*WHAT THIS TASK INVOLVES*:
In this data, count the lines in which "name" appears and give only that number.

*TASK INPUT*:
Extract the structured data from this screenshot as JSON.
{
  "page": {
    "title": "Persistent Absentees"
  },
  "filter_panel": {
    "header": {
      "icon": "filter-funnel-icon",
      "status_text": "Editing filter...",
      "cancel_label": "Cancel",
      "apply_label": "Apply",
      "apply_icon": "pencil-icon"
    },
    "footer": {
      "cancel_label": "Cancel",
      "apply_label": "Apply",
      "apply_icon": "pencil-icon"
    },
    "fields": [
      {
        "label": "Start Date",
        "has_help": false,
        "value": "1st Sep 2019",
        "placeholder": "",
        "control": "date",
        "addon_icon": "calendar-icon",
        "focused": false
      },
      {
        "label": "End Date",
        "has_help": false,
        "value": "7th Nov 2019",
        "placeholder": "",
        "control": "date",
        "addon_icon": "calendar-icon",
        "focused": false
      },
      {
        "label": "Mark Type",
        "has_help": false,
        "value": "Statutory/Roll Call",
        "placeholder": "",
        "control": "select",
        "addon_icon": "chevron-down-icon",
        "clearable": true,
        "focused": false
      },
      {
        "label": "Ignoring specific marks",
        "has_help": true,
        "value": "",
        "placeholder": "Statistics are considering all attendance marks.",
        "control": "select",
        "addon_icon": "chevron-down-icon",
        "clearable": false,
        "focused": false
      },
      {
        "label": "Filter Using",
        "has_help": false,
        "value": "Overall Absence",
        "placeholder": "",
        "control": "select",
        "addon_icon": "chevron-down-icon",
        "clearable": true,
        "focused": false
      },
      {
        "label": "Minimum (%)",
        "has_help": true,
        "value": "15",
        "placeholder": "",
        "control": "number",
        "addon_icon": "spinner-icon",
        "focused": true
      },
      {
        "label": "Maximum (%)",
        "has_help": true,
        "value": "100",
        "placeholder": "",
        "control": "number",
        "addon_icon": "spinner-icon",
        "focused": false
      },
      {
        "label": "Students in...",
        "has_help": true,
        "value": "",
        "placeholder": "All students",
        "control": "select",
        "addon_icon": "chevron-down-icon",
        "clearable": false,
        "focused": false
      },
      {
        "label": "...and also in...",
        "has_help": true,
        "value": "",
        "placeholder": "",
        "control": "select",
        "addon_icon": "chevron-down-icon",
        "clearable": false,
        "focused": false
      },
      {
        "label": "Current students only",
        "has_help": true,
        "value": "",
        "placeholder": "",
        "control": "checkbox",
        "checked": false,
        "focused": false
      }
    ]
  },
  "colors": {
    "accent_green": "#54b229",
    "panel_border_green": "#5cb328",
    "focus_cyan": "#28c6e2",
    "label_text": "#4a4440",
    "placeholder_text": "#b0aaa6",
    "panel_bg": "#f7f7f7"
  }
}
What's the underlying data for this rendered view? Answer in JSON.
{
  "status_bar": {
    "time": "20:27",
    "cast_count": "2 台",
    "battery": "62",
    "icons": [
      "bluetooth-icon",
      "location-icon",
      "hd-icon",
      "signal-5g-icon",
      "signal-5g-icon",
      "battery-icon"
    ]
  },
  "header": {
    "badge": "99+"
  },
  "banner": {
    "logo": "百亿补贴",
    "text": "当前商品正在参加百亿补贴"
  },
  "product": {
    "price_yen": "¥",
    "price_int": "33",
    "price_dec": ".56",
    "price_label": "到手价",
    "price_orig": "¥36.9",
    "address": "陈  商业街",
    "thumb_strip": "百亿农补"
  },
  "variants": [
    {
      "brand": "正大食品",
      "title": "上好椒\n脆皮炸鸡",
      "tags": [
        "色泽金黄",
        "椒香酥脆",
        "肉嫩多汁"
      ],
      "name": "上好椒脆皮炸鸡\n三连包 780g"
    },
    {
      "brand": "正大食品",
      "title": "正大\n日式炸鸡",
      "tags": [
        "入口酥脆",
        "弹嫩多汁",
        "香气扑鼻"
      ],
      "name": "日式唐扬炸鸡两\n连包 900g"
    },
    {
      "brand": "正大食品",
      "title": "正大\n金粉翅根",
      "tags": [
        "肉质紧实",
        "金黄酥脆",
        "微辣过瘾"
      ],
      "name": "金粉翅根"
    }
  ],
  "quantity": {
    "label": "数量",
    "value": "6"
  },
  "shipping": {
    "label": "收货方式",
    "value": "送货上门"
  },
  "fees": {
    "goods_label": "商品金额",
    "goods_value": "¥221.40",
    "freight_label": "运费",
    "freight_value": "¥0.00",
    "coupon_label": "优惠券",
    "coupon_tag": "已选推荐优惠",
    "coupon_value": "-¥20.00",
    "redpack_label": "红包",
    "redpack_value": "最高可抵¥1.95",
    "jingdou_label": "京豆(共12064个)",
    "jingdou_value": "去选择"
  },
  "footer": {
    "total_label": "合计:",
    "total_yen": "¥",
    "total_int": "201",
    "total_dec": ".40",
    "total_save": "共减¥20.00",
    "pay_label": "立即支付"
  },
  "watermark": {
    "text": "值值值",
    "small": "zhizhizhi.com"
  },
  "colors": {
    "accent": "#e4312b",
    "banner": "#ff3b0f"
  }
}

*RESULT OF THIS EXERCISE*:
3